Removing as much cut grass as you can (in Autumn) depletes soil fertility and may enable more wild flowers to colonize the area.
We'd really like to see a snap if you have one.... when the sun comes out.
We keep bees and do our best to provide plenty of plants they like. At the moment the weather is so bad that they are not coming out that much. We have to make sure they have plenty of stores (honey) to keep them going. Three times this year they have made honey but have had to eat it themselves as it is cold and wet. We are just hoping we are able to keep them alive in the hope of better weather. Time is running out for this summer. We also try not to cut our grass very much as it is food for the bees. There are many bees out there not only honey bees. Something that grows well here is burdock. The bees love the flowers and in the winter the goldfinches have plenty of food as well.
How wonderful Geraldine to have room to keep bees.I have grass in my front garden - which gets narrower each year as I widen the flower border.

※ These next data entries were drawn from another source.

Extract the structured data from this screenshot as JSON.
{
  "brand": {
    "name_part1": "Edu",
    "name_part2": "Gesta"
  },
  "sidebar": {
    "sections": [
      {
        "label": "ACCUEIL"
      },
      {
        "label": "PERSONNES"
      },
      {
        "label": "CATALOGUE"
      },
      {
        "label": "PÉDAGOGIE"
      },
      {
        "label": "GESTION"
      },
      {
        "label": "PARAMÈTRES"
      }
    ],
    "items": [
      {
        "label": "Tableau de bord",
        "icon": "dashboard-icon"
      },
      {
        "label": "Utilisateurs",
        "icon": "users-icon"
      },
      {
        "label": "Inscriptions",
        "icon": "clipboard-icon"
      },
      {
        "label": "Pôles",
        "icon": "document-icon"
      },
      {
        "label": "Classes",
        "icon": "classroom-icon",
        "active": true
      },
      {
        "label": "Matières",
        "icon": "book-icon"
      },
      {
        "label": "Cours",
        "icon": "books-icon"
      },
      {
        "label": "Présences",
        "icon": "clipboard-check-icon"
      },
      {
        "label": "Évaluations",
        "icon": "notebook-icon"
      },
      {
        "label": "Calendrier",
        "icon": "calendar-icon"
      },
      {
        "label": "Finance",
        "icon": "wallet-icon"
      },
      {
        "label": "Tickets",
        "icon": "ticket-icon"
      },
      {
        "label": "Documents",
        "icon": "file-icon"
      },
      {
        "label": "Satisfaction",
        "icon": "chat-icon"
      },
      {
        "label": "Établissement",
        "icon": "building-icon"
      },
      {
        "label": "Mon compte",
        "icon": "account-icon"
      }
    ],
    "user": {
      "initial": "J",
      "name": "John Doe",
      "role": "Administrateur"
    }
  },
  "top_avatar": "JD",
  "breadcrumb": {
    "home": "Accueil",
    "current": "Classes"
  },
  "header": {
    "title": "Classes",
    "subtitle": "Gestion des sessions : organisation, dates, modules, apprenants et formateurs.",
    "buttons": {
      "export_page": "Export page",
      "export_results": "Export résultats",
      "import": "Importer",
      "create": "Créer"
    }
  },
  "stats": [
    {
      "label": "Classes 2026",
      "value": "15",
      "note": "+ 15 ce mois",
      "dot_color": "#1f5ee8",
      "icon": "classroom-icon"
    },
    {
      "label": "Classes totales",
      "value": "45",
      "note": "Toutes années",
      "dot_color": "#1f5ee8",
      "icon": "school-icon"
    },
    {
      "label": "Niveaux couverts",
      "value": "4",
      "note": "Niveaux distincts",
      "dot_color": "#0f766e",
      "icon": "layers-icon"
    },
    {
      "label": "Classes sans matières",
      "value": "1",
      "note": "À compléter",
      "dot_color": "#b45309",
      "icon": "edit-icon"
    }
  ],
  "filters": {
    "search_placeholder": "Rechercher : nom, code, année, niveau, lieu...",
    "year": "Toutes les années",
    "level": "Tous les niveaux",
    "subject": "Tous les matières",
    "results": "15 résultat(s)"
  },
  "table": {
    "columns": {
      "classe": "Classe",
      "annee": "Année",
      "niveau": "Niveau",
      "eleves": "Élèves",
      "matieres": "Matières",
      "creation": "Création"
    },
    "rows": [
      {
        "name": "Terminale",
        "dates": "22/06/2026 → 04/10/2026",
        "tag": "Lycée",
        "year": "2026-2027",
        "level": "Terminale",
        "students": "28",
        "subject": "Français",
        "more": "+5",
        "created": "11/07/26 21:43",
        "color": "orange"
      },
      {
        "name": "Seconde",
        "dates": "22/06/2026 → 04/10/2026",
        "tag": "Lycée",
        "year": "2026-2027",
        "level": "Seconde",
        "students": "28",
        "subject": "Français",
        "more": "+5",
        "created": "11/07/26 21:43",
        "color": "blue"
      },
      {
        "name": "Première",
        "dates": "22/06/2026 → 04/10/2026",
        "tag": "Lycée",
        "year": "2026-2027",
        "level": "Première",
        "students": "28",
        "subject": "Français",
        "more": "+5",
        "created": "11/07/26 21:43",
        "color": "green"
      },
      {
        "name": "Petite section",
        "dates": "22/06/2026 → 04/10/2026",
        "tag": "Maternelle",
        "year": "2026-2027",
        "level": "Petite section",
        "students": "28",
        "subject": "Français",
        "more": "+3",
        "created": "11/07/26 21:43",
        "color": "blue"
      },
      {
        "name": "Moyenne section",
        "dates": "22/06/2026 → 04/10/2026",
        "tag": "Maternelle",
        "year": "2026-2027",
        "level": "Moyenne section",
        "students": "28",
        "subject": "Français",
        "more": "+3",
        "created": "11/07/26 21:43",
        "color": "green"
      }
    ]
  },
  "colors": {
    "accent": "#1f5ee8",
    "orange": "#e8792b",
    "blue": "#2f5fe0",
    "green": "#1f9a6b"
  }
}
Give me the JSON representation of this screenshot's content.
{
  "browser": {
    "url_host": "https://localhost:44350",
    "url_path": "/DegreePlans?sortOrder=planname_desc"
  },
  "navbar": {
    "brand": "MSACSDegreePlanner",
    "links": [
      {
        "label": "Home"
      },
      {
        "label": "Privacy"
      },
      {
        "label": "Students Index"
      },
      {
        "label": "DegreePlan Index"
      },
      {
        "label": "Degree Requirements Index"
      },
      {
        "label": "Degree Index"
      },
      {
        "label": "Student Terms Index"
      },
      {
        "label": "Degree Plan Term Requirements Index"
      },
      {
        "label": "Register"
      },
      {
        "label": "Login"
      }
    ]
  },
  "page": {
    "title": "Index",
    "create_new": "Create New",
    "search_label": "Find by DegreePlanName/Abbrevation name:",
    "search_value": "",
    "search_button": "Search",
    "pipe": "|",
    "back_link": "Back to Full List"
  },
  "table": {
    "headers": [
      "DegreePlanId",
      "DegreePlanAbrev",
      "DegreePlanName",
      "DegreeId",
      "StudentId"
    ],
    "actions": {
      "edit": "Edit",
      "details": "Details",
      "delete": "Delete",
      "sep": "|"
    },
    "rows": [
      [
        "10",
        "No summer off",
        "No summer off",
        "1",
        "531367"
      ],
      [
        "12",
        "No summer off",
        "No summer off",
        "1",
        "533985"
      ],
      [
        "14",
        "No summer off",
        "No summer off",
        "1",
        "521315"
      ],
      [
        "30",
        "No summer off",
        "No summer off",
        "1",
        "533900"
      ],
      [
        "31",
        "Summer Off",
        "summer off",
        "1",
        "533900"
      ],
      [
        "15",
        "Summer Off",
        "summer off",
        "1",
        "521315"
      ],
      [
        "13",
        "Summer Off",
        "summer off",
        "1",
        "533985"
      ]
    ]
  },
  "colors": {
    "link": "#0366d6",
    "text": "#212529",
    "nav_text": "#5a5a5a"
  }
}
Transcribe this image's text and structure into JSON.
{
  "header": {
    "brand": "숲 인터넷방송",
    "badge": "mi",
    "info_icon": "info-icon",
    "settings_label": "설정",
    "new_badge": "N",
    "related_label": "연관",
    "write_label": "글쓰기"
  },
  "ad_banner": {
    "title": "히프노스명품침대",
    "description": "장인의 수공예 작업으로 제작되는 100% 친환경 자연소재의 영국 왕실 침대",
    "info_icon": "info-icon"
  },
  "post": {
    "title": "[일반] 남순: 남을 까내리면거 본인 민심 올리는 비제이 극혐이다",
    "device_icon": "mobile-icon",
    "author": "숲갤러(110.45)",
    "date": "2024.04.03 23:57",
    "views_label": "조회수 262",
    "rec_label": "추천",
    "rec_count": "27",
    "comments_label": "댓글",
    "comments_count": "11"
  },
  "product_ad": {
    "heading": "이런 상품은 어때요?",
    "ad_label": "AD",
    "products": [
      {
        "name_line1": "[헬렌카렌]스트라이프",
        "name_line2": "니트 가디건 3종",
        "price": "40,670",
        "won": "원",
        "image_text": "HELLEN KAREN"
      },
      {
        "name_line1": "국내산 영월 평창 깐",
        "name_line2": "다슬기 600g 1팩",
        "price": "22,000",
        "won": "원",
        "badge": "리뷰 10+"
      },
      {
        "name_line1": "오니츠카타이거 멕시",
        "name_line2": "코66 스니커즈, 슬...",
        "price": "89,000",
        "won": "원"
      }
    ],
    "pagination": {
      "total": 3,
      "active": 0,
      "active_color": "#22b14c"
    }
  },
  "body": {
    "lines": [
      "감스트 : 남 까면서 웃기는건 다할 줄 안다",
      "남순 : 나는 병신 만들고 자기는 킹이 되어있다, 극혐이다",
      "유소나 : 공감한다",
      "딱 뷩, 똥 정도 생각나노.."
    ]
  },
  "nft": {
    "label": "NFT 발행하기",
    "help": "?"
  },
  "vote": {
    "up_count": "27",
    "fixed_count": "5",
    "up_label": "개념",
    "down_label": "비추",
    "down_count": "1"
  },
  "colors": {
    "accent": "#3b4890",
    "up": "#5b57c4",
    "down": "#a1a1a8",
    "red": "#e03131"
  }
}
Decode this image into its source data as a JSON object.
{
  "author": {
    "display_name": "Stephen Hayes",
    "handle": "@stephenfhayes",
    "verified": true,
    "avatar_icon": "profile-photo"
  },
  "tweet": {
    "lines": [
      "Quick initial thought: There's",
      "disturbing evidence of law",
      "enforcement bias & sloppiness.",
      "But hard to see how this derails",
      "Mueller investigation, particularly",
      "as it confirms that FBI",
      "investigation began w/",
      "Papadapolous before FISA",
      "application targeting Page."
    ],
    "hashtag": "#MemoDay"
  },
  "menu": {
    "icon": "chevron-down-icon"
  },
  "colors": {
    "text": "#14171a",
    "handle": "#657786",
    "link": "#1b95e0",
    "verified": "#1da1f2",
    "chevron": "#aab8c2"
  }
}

I leave it long enough for the clover and daisies to grow. However,down the other side of my path is a strip owned by the council. Inspired by Sarah Raven's plants for pollinators programmes I've asked the council if I can sow suitable seeds in it. Still waiting to hear back, but if they don't reply maybe the odd open seed packet might fall out of my pocket. Must get that hole sown up some time!
Does anyone else find it difficult to find British honey in the shops? I refuse to buy honey from far-flung sources